Conventional, positive-refractive-index lenses create images by capturing the light waves emitted by an object and then bending them. However, objects also emit "evanescent" waves that contain a lot of information at very small scales about the object. These waves are much harder to measure because they decay exponentially and never reach the image plane -- a threshold in optics known as the diffraction limit.

In 2000, John Pendry of Imperial College in London suggested that a material with a negative refractive index -- that is, one that bends light in the opposite direction to an ordinary material -- could capture and "refocus" these evanescent waves.
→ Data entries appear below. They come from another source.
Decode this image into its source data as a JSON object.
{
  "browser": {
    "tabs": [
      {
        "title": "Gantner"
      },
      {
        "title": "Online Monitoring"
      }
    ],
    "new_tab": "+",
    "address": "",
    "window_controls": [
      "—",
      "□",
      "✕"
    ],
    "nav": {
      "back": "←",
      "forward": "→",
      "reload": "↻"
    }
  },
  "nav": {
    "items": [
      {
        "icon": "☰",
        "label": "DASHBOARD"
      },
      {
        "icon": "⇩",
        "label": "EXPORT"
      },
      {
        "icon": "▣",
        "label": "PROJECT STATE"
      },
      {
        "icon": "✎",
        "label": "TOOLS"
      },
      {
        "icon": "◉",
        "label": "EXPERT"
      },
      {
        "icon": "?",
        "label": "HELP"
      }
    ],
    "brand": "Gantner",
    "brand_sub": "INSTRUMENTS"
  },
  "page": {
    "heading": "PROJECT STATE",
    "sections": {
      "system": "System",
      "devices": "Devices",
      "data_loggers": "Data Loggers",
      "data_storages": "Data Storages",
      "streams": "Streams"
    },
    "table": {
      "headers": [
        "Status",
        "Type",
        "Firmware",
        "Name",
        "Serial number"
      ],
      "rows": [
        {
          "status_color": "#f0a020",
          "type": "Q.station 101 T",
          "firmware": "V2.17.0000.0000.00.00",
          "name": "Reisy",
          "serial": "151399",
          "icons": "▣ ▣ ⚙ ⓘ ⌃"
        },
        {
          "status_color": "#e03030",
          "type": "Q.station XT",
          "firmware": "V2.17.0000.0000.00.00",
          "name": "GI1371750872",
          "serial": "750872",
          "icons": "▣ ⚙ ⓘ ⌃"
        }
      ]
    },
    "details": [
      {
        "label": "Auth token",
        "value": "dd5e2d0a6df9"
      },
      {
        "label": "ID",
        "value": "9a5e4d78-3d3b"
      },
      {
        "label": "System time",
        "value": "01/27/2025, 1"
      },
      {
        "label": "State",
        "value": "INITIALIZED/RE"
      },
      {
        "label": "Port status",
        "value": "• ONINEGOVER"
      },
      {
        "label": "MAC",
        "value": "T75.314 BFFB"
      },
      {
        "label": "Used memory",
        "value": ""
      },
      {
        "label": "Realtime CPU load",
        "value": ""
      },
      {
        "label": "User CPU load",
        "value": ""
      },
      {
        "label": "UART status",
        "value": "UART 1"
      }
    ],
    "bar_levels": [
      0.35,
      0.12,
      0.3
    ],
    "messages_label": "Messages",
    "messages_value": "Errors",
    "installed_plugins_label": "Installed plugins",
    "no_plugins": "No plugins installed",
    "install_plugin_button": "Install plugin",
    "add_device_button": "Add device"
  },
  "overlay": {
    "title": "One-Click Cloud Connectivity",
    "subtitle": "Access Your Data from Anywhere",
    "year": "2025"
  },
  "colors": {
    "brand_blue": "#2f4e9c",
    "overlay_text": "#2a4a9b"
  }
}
This idea of a perfect lens or "superlens" came over 30 years after Russian physicist Victor Veselago first speculated that negative index materials could exist. In such a superlens, electromagnetic waves that reach the surface of a negative refraction lens excite a collective movement of surface waves, such as electric oscillations -- also known as "surface plasmons". This process enhances and recovers the evanescent waves.
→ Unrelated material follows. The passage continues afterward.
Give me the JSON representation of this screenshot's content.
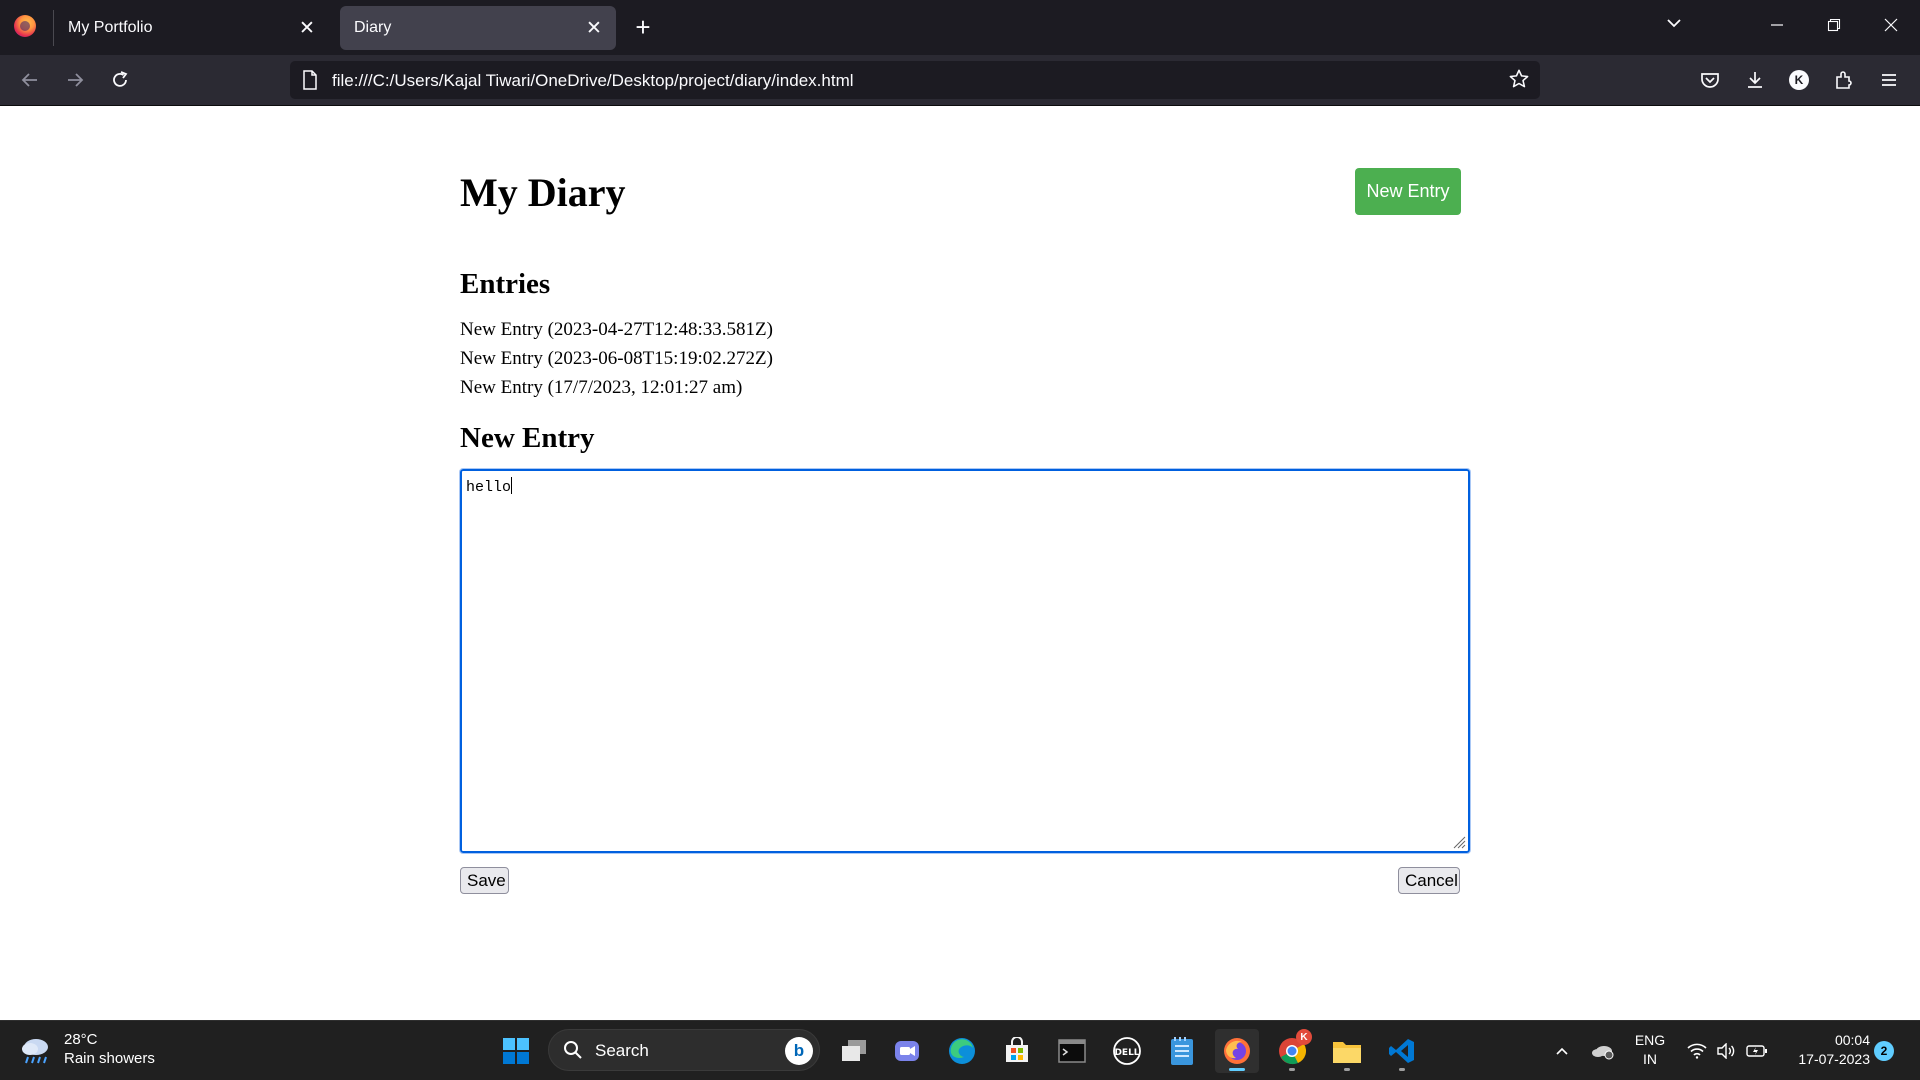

In 2003, Zhang's group showed that optical evanescent waves could indeed be enhanced as they passed through a silver superlens. Now they have taken this work one step further and have imaged objects as small as 40-nm across with their superlens, which is just 35-nm thick (see figure). In contrast, current optical microscopes can only resolve objects down to around 400-nm, which is about one tenth the diameter of a red blood cell.

"Our work provides a new imaging method that can beat the optical diffraction limit and that has tremendous potential to revolutionize a wide range of technologies," says Zhang. These include detailed biomedical imaging in real-time and in vivo, optical lithography to make higher density electronic circuits and faster fibre-optic communications.

"This paper represents a very critical step forward," David Smith of Duke University in the US told PhysicsWeb. "It provides confirmation of Pendry’s original conjecture that a negative refractive element can focus near-fields and demonstrates clearly that evanescent refocusing occurs to create an image."

"The work is a remarkable accomplishment," says Pendry. "Although superlensing has previously been demonstrated at microwave frequencies, this is the first true super resolution at optical frequencies -- where the greatest rewards in terms of applications are to be had. I am extremely pleased with this result."